Interest in the composition of the intestinal microbiota and possibilities of its therapeutic modifications has soared over the last decade and more detailed knowledge specific to the canine microbiota at different mucosal sites including the gut is available. Probiotics, prebiotics or their combination (synbiotics) are a way of modifying the intestinal microbiota and exert effects on the host immune response. Probiotics are proposed to exert their beneficial effects through various pathways, for example production of antimicrobial peptides, enhancing growth of favourable endogenous microorganisms, competition for epithelial colonisation sites and immune‐modulatory functions. Despite widespread use of pro‐, pre‐ and synbiotics, scientific evidence of their beneficial effects in different conditions of the dog is scarce. Specific effects of different strains, their combination or their potential side‐effects have not been evaluated sufficiently. In some instances, in vitro results have been promising, but could not be transferred consistently into in vivo situations. Specific canine gastrointestinal (GI) diseases or conditions where probiotics would be beneficial, their most appropriate dosage and application have not been assessed extensively. This review summarises the current knowledge of the intestinal microbiome composition in the dog and evaluates the evidence for probiotic use in canine GI diseases to date. It wishes to provide veterinarians with evidence‐based information on when and why these products could be useful in preventing or treating canine GI conditions. It also outlines knowledge about safety and approval of commercial probiotic products, and the potential use of faecal microbial transplantation, as they are related to the topic of probiotic usage.
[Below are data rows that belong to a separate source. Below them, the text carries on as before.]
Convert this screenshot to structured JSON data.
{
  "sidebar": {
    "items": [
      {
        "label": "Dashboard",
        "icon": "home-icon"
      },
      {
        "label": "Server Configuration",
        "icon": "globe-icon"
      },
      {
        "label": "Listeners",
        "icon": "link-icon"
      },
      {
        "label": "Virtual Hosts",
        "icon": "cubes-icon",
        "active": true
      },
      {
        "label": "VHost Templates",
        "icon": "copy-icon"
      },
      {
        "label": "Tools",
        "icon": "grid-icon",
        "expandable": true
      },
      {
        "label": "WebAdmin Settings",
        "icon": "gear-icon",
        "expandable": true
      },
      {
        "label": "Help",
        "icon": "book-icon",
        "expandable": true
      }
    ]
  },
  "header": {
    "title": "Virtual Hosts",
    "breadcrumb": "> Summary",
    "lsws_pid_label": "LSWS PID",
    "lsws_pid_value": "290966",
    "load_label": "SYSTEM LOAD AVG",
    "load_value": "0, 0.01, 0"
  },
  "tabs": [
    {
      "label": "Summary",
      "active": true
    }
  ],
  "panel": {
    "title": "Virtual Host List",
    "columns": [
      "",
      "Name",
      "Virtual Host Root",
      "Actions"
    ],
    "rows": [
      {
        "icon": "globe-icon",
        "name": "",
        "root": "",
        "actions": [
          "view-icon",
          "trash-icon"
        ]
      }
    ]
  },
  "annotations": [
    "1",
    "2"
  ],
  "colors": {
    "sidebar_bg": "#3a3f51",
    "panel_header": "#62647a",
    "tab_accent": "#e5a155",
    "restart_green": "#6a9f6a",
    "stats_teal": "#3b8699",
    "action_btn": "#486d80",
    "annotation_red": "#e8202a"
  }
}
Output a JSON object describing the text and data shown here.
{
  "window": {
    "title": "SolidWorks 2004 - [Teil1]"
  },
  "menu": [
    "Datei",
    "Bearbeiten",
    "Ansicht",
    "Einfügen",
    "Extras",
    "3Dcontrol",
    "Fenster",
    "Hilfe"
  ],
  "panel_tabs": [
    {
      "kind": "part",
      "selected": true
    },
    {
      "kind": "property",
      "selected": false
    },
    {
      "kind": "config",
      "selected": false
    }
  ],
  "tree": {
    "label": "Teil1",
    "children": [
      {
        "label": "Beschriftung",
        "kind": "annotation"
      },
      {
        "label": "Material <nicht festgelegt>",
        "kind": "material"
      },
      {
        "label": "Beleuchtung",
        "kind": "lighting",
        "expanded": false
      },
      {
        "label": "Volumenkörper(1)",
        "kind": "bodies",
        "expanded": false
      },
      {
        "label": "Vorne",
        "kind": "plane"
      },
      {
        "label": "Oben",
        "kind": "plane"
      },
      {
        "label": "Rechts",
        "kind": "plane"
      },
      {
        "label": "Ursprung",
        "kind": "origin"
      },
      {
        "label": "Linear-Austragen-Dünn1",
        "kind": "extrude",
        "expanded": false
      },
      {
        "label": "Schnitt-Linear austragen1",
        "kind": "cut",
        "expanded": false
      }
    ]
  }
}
The microbiota on mucosal surfaces, especially the GI tract, in dogs is complex. The composition varies from site to site and there is some evidence that changes in the composition of the microbiota/microbiome are associated with certain diseases. However, analysis of the canine GI and faecal microbiota composition, its function, production of metabolites and immunological properties is far from complete, even though data on the microbiome are accumulating. Accordingly, overall knowledge of the best characteristics of a canine microbial commensal or probiotic is patchy and most assumptions about their best properties are derived from human studies. There are some bacterial strains that show promise as potential probiotics, especially LAB. However, the effects of the most commonly used strain (E. faecium) are still not well understood, particularly in diseased dogs. It is challenging to compare outcomes of different studies, both in healthy and in diseased dogs, as there is huge variation in the probiotics used (single‐strain, multi‐strain, type of microorganism), their dosage, application form and frequency. Measured outcomes are also not consistent. Overall, it seems to the authors that E. faecium tends to be more suitable for acute and/or infectious forms of diarrhoea; as there is some evidence it produces a more pro‐inflammatory rather than anti‐inflammatory reaction (Schmitz et al. 2014, 2015b); whereas some lactobacilli and bifidobacteria show more pronounced immune‐regulatory functions. Intriguingly, especially a combination of LABs (VSL#3) used in human medicine to prevent relapse of Ulcerative Colitis has some promise in treating chronic enteropathies in dogs and in creating a more anti‐inflammatory local environment (Rossi et al. 2014). It is interesting to note that even in well‐defined infectious diseases like parvovirosis or parasitic infestation, some probiotics show a beneficial effect. The mechanism behind this is not well understood and further research is warranted. It is clear from studies in people and experimental rodents, that the immunological outcome depends on both the bacterial strain or even subspecies – probably in a dose‐dependent manner (Weese & Anderson 2002; Evrard et al. 2011; Garcia‐Mazcorro et al. 2011) – and the respective host's immune response. In humans, probiotics have been classified into ‘pro‐inflammatory’ and ‘anti‐inflammatory’ by some authors, depending on their major properties (Shida et al. 2011). Because of this, careful assessment of potential probiotics in the target species and disease – possibly both in vitro and in vivo – is necessary to judge their full potential. Some authors even propose to test all probiotics in vitro or in tissue explants first, before performing in vivo trials (Tsilingiri et al. 2012). However, this might not always be possible in veterinary medicine.
There should also be a consideration that bacteria might not always be the most appropriate probiotics. We know virtually nothing regarding the fungal or even viral composition of the normal intestinal tract or other mucosal surfaces in dogs (Foster et al. 2013). There is some evidence that yeasts like Saccharomyces boulardii might be valid alternative probiotics and need more detailed investigations. Furthermore, an emerging field is the research into bacterial metabolites (e.g. indole, acetate) that may potentially serve as postbiotics.